This blog post was triggered by an arrogant asshole who I don't even know who "questioned" whether I could use the internal arts in a fight. Please forgive the profanity, dear readers, but -- really, Motherfucker? Does it make you feel better about yourself to troll Facebook and make superior comments about the skill of other people? By the way, I searched this guy pretty thoroughly. There is not one photo or video of him doing anything at all. Figures. A keyboard warrior.

If I have to use martial arts to defend myself, it will be a very dangerous situation. Like my police officer student or my 15-year old abused student, I will not waste any mental effort criticizing myself if I don't adhere to my attacker, or use the right amount of peng, if my Dan T'ien isn't rotating quite right, if I don't follow his technique just right or if my fajing is not perfectly connected through the body. I will simply try to break his knee, elbow, or face as quickly as I can. Better yet, it would be really great if I am able to remain centered and again defuse the situation so that no violence occurs. 

There are a few people online claiming near mastery of the internal arts, but most of us are simply learning, showing, discussing, and trying to move forward in our understanding and skill. I enjoy folks like Stuart Shaw who are pushing internal artists forward in their actual fighting skill. Far too many internal artists are into "meditation" or the "woo" aspects of the arts. But when someone I don't know visits my page and starts "questioning" whether I can fight with my arts, that's a type of arrogance that deserves a smackdown. And when you are talking about real-life self-defense, there are many ways to use our training, including defusing a situation.

I don't study the internal arts to fight in the street. I already know how to fight. There is a reason the word "art" is included in "internal martial arts." It's fun, it's deep, it's a form of self-learning and self-expression, and it is fascinating to explore and improve my skill over a long period of time.

In the end, there are many benefits to the internal arts, and many ways to use it for real-life self-defense.
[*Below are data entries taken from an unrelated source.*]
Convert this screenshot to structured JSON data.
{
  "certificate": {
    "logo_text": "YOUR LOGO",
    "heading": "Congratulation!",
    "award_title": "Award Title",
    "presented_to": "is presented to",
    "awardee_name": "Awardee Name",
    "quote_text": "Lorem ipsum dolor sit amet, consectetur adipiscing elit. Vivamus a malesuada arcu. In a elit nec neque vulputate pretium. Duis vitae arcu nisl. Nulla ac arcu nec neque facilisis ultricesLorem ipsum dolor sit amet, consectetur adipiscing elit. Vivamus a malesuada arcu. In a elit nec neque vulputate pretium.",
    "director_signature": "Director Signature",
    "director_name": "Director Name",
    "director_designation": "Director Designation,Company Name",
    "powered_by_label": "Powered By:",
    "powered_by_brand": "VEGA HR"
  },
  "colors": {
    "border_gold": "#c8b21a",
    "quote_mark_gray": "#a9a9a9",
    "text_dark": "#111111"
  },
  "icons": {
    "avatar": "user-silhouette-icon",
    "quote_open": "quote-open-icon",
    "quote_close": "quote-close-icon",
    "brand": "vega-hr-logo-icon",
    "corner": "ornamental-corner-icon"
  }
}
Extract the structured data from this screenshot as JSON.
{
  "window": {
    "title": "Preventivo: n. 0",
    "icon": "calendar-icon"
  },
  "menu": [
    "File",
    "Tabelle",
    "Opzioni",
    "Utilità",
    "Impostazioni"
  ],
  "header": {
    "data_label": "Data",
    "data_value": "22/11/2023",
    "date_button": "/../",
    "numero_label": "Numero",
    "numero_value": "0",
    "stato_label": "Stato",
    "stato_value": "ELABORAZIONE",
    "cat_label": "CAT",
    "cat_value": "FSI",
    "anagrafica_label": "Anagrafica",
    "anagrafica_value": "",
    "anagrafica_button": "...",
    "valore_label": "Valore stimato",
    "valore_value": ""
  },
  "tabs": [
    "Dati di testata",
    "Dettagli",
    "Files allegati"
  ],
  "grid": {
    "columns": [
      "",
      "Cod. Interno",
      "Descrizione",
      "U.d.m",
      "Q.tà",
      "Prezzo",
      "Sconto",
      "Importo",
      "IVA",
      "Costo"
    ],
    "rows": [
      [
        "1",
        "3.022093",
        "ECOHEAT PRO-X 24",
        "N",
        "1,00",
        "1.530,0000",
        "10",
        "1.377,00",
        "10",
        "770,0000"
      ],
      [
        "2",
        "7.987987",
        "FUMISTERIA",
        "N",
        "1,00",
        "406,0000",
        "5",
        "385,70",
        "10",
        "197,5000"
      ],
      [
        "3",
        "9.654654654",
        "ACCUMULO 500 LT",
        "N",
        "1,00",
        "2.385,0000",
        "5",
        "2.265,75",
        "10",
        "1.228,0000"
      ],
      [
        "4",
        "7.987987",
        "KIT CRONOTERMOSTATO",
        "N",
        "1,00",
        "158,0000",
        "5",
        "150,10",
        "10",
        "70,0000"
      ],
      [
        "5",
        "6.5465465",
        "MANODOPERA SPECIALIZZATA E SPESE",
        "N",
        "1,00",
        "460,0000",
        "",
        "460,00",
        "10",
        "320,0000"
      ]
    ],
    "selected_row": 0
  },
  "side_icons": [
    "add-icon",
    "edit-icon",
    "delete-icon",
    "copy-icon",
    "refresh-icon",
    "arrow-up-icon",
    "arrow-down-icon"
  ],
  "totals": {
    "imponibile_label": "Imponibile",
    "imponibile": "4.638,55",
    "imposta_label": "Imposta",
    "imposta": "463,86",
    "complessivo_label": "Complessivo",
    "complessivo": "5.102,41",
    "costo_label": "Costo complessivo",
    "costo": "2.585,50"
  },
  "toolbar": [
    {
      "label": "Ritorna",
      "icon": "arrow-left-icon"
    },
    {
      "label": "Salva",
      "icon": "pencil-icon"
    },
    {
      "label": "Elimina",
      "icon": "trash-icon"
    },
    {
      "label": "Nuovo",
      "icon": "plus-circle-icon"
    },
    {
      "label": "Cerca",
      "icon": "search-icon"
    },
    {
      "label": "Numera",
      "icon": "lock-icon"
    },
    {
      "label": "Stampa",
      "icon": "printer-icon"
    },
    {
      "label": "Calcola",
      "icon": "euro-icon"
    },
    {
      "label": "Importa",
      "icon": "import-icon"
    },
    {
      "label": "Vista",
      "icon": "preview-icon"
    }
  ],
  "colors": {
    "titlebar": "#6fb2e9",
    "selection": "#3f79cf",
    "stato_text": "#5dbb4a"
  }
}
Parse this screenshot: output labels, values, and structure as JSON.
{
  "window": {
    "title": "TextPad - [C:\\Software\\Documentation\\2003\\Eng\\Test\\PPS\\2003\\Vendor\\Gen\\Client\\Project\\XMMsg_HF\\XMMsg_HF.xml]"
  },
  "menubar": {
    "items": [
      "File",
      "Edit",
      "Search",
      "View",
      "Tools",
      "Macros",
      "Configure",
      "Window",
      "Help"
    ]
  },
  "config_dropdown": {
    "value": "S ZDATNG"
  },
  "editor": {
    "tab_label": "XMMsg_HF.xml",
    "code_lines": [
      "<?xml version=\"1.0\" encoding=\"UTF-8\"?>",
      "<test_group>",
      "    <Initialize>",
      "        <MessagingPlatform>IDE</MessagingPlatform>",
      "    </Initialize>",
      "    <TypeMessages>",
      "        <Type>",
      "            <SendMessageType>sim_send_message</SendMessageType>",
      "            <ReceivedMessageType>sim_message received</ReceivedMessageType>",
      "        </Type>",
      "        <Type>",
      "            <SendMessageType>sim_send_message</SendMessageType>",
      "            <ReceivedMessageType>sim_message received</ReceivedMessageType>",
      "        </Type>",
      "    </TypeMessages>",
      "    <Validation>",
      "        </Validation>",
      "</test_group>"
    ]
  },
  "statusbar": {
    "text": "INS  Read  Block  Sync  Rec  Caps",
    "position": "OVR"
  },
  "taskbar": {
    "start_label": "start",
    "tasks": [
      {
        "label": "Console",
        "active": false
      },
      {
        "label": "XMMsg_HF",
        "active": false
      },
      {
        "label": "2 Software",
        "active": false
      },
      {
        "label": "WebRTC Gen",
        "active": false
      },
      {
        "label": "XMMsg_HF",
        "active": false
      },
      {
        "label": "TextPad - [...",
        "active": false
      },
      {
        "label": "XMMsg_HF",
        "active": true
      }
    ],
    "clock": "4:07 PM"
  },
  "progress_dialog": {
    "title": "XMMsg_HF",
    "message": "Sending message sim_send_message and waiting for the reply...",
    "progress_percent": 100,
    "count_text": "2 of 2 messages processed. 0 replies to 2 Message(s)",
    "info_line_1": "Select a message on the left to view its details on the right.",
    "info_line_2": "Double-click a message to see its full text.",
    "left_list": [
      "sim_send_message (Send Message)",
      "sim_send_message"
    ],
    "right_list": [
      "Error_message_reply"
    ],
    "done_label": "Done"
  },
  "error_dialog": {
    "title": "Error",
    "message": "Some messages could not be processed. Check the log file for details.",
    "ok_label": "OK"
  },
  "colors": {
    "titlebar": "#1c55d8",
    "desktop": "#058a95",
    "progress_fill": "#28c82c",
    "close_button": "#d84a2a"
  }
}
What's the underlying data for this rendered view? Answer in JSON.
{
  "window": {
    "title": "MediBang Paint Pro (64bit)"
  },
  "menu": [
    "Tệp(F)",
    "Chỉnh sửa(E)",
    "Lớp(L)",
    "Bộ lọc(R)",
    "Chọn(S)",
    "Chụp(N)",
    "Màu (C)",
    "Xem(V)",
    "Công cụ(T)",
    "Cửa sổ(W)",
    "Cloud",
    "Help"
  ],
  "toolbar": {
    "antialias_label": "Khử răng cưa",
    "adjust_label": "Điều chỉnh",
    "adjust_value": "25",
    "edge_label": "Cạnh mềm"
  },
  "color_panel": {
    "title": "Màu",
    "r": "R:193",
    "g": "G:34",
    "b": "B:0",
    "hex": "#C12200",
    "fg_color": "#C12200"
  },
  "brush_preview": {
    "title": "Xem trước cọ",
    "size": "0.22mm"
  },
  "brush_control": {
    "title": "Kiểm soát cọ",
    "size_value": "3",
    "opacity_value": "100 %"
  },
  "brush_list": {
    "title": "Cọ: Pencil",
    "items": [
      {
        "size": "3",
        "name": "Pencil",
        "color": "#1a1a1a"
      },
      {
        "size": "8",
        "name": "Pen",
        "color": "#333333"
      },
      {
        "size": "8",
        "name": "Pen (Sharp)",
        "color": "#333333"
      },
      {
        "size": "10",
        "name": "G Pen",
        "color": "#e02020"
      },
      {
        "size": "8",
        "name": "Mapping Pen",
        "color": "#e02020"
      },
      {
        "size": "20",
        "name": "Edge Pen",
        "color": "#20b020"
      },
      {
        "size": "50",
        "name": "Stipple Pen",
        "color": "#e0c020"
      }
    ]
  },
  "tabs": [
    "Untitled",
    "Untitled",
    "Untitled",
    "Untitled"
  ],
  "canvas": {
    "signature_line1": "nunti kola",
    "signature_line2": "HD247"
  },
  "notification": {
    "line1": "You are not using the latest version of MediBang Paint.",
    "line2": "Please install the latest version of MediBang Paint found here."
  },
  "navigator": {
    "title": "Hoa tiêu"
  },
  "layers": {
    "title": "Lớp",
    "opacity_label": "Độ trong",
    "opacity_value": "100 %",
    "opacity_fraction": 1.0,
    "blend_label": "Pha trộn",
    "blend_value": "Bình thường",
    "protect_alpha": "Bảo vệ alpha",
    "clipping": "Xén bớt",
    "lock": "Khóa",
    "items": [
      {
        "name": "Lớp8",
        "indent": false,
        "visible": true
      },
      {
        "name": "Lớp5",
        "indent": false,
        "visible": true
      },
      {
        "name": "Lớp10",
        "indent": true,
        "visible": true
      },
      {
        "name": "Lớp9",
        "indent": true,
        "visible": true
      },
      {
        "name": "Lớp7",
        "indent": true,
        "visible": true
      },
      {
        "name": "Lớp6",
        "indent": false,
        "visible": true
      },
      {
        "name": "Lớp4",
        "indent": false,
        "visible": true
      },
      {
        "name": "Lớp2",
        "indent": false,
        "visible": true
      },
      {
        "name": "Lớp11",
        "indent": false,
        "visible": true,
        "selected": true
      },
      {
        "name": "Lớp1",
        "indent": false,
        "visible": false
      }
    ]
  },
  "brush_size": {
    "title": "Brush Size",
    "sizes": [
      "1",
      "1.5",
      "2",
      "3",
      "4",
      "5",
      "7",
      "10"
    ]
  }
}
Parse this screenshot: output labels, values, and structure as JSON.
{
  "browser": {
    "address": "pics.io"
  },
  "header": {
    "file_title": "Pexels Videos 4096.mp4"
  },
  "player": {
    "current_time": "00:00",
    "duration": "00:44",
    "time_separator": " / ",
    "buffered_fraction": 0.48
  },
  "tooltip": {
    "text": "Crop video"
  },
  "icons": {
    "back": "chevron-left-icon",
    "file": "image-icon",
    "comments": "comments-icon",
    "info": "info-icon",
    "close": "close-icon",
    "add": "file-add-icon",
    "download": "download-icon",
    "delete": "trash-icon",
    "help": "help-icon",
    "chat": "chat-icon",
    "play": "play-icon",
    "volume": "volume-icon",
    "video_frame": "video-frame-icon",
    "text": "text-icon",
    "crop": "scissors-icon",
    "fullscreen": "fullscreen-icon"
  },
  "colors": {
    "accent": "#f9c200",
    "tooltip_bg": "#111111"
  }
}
Not all of those require you to prove yourself to dumbasses who are trying to pee higher on the Internet tree. I suggest doing what I do -- block these arrogant bastards who have probably never had a real fight, and just keep on studying and practicing. And if some of them want to get in a ring and run the risk of concussions, they can knock themselves out. I will still be the smarter fighter in the end.